At the heart of all of our shared reading groups and activities happening each week, for young people and adults alike, is a focus on reading for pleasure and meaning in a relaxed, informal and friendly environment. Reading aloud is a key element of all of our shared reading groups: not only is an experience created by bringing a story or poem alive in the room, but being able to read and listen to the literature allows us to relate on a deeper level, drawing human and emotional connections with the text and one another. Reading aloud is relaxing, empowering, socially connective and opens us up to other worlds.
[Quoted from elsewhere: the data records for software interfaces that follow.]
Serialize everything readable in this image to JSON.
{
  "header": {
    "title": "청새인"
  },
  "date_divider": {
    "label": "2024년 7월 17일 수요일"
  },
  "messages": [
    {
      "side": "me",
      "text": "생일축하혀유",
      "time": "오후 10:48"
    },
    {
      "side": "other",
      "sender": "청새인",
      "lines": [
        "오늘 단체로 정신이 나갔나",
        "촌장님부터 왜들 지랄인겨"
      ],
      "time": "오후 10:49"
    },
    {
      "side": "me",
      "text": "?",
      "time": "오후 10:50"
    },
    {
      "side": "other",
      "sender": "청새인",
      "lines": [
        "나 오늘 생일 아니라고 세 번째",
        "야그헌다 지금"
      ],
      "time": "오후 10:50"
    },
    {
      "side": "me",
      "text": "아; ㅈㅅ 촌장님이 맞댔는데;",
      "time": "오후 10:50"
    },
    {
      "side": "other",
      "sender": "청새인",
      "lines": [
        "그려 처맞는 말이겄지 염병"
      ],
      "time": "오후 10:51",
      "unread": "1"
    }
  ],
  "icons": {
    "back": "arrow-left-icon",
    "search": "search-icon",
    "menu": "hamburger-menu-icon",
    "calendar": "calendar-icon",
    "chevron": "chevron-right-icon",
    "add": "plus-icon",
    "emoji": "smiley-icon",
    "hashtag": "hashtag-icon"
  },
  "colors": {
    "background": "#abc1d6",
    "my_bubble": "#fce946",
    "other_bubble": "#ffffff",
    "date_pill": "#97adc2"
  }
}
“It’s even better than reading yourself – you’d miss things by yourself – but the big thing here is that when you read with a little group in a cosy atmosphere you pay more attention to the details, especially in poems. It’s great that we’re all individuals with different viewpoints on subjects, and that also triggers new ideas in yourself – you get different angles from other people, so it’s a very interactive experience of books.” – shared reading group member
“If you read by yourself, you only get your own interpretation of the book. If you read with other people and talk about what you’re reading you get other people’s interpretations of the books as well, which is always more interesting as it makes you look at things in a way that you wouldn’t by yourself necessarily. Everyone brings their own experiences to the book.” – shared reading group member
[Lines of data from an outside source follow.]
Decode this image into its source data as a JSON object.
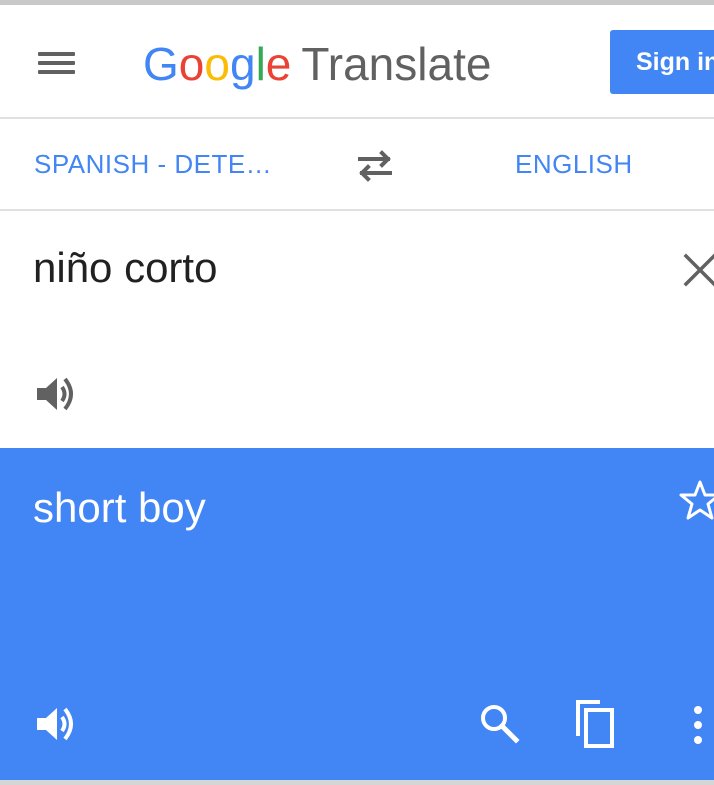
{
  "header": {
    "logo": {
      "g1": "G",
      "g2": "o",
      "g3": "o",
      "g4": "g",
      "g5": "l",
      "g6": "e",
      "product": "Translate"
    },
    "sign_in": "Sign in"
  },
  "languages": {
    "source": "SPANISH - DETE…",
    "target": "ENGLISH"
  },
  "input": {
    "text": "niño corto"
  },
  "result": {
    "text": "short boy"
  },
  "icons": [
    "menu-icon",
    "swap-languages-icon",
    "clear-icon",
    "speaker-icon",
    "star-icon",
    "search-icon",
    "copy-icon",
    "more-vert-icon"
  ],
  "colors": {
    "accent": "#4285f4",
    "icon_gray": "#616161",
    "text": "#212121"
  }
}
So how are we celebrating World Read Aloud Day?
On the day itself, we have a number of our open community shared reading groups running in Liverpool, Wigan, Wirral, the South West and London (in Kensington and Chelsea and South London). Come along and enjoy a good read, read out loud. There’s no pressure to join in the reading; listening is just as good. Find a full list of our open groups happening on World Read Aloud Day on our website: http://www.thereader.org.uk/reading-with-us
We’ll be sharing stories from our group members about how reading aloud has had an impact on their lives, as well as their reading choices;
We’re also building up a whole YouTube channel of reading aloud alongside Liverpool Learning Partnership in their City of Readers project. There’s already a ton of great videos up there, with readers sharing their favourite stories and poems aloud from a wide range of literature, and in the days leading up to World Read Aloud Day we’ll be showcasing a video a day from the City of Readers channel on social media, counting down to a wonderful day of reading aloud.
For World Read Aloud Day we’d love for you to share your own favourite with us aloud, by filming your selection and sending it to us for inclusion on the City of Readers YouTube channel. All you need to do is record yourself reading, save your video as a .wav file and send it through to us by e-mailing email@example.com. You can read anything from 2 to 25 minutes long, and please include your details and photo so we can make you one of our read aloud stars!
Why not let us know how you’ll celebrating World Read Aloud Day by commenting here, or sharing your stories of reading aloud with us on Twitter or Facebook.